A prominent Vanderbilt University professor published a column last week that is being called hate speech for its critique of Islam in the wake of the terrorist attacks in Paris. Angry students held a protest Saturday that attracted many critics of the professor -- as well as a prominent supporter who is accusing the students and Vanderbilt of censoring her defense of the professor.
The professor is Carol Swain, a professor of political science and law, who is the author of numerous scholarly books published by top presses. On her own website, she identifies herself this way: "From high school dropout and teenage mother to esteemed Vanderbilt University law professor, Carol M. Swain is passionate about empowering others to confidently raise their conservative voices in the public square. Dr. Swain’s education and experiences make her a credible and powerful force for change in today’s social and political climate where conservatives are intimidated to champion an often-unpopular message."
Her latest column leaves no doubts about her willingness to speak out.
In The Tennessean, Swain wrote that the Paris attacks show that critics of Islam are correct. She opens by asking: "What would it take to make us admit we were wrong about Islam? What horrendous attack would finally convince us that Islam is not like other religions in the United States, that it poses an absolute danger to us and our children unless it is monitored better than it has been under the Obama administration?"
She goes on in her piece to attack not just those who murdered in Paris, but the faith generally. "More and more members of the PC crowd now acknowledge that Islam has absolutely nothing in common with Christianity, nor is it a worthy part of the brotherhood of man I long felt was characteristic of the Abrahamic religions," she wrote. "A younger, more naive version of myself once believed in a world where the people of the Book could and would get along because they all claimed Abraham as their father. No more!"
Swain urges that "[c]ivic education and other indicators of assimilation should be a prerequisite for remaining and advancing in this nation. We must be willing to recognize the dangers of the burka (head-to-toe garb worn by women in some Islamic sects), which allows individuals to completely conceal their identities." And she says that if "Muslims are to thrive in America, and if we are to be safe, then we must have ground rules that protect the people from those who disdain the freedoms that most of the world covets."
Vanderbilt's provost, Susan Wente, released this statement about the column: "We in no way condone or support the views stated in the editorial, and understand that they are deeply offensive to many members of our community – Muslim and non-Muslim alike. We are fully committed to ensuring our campus is a safe and welcoming environment for all. Closely related to this commitment is our support of free speech, which is put to the test when polarizing speech such as this is shared. It is in these times more than ever when we must keep dialogue open."
Students rallied against the Swain column on Saturday and have been posting comments on social media and elsewhere criticizing her.
One letter to the editor of the student newspaper, from a student from Pakistan, says: "I have started feeling depressed after seeing how on one hand mindless extremists do so much wrong in the name of my peaceful religion, and on the other hand people who I thought were open-minded and accepting go on and pass such saddening remarks about me and the most of my fellow Muslims who have never in their lives even thought of spreading terror. I want to feel at home at Vanderbilt. I love Vanderbilt and its people. But if there persists such open hate speech in this university, I fear Vanderbilt's constant efforts to be diverse and a second home to its students will be futile."

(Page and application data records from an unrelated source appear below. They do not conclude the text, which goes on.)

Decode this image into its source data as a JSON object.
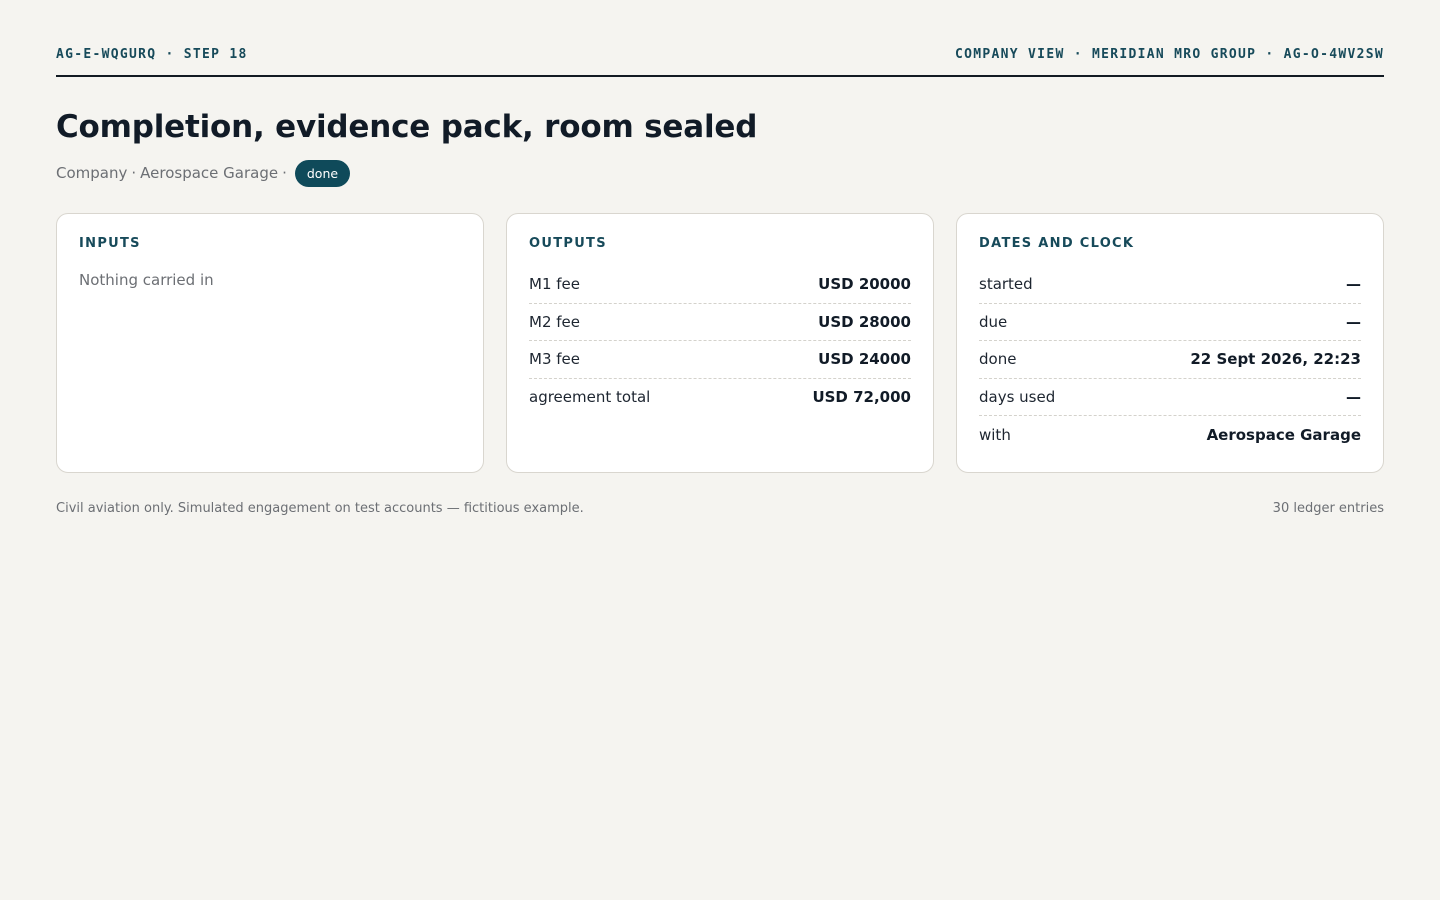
{
  "header": {
    "left": "AG-E-WQGURQ · STEP 18",
    "right": "COMPANY VIEW · MERIDIAN MRO GROUP · AG-O-4WV2SW"
  },
  "title": "Completion, evidence pack, room sealed",
  "subtitle": {
    "role": "Company",
    "counterparty": "Aerospace Garage",
    "separator": "·",
    "status": "done"
  },
  "inputs": {
    "heading": "INPUTS",
    "empty_text": "Nothing carried in"
  },
  "outputs": {
    "heading": "OUTPUTS",
    "rows": [
      {
        "label": "M1 fee",
        "value": "USD 20000"
      },
      {
        "label": "M2 fee",
        "value": "USD 28000"
      },
      {
        "label": "M3 fee",
        "value": "USD 24000"
      },
      {
        "label": "agreement total",
        "value": "USD 72,000"
      }
    ]
  },
  "dates": {
    "heading": "DATES AND CLOCK",
    "rows": [
      {
        "label": "started",
        "value": "—"
      },
      {
        "label": "due",
        "value": "—"
      },
      {
        "label": "done",
        "value": "22 Sept 2026, 22:23"
      },
      {
        "label": "days used",
        "value": "—"
      },
      {
        "label": "with",
        "value": "Aerospace Garage"
      }
    ]
  },
  "footer": {
    "disclaimer": "Civil aviation only. Simulated engagement on test accounts — fictitious example.",
    "ledger": "30 ledger entries"
  }
}
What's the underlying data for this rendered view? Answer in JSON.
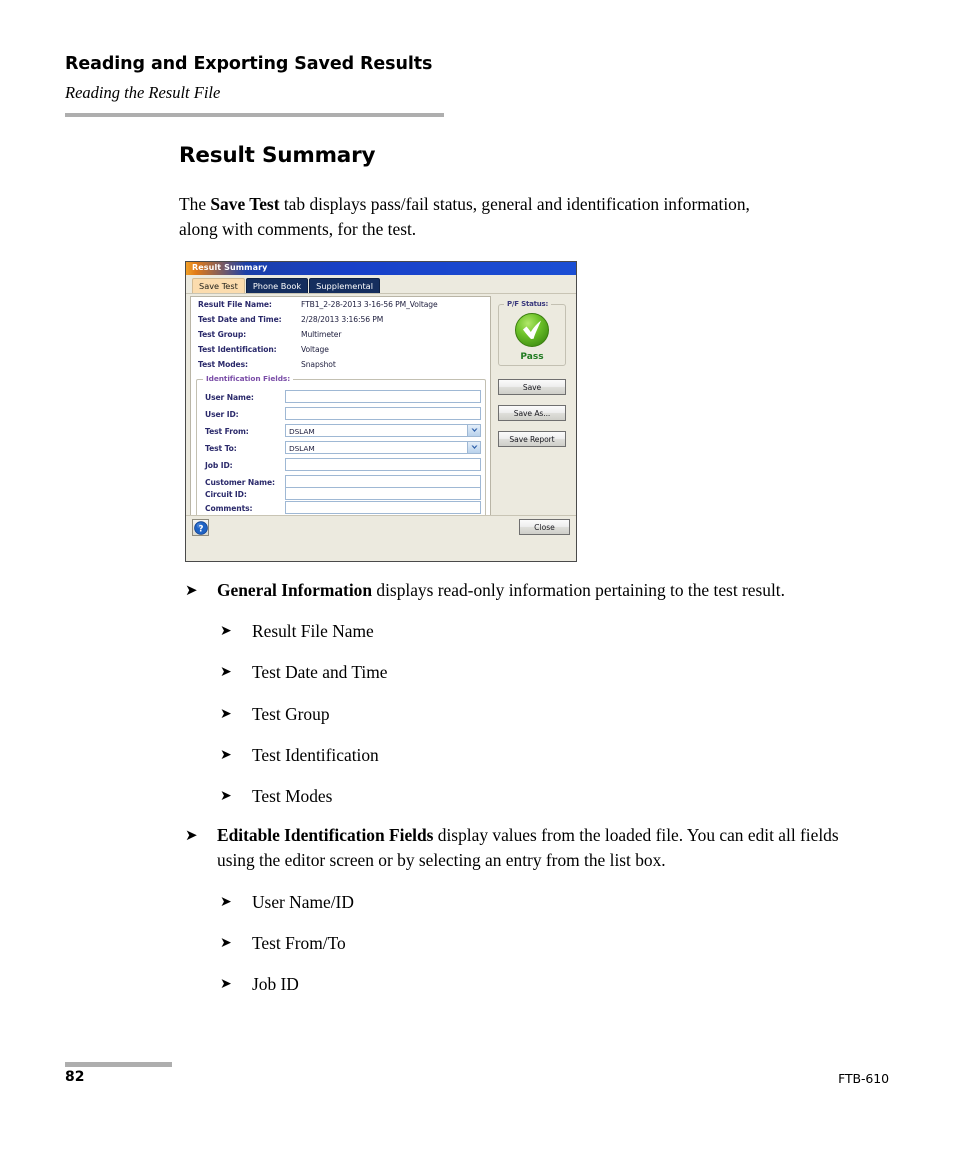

The university's Muslim Student Association published a letter Sunday in which it said: "The inciting article in The Tennessean has caused a great deal of emotional distress and frustration. However, we forgive. We forgive the hurtful, inciting comments made by Professor Swain. We forgive her and give her the benefit of the doubt that perhaps she has not taken the time to familiarize herself with the American Muslim community and therefore doesn't know that we believe and stand for forgiveness, peace and love. She has allowed the acts of people who have distorted Islam to shape her views on an entire community of 1.6 billion people who practice peacefully. We wish that the opportunity to meet a Muslim who can relay to her the gems of our peaceful and kind faith reached her in the past."
Saturday's rally took a turn to political theater when Victoria Jackson, a former "Saturday Night Live" star who is now a conservative activist, attended the rally with a sign that said "Ban Sharia." According to The Tennessean, she ran to the microphone being used by protesters and tried to back Swain by shouting "Freedom of Speech," but the microphone had been cut off. Jackson is now accusing Vanderbilt of censoring her.
On her Facebook page, Swain posted her response to the controversy: "Why are today's university students so fragile they need counseling and affirmation whenever they hear something that makes them uncomfortable? Learning how to deal with your emotions is part of growing up. #VanderbiltU"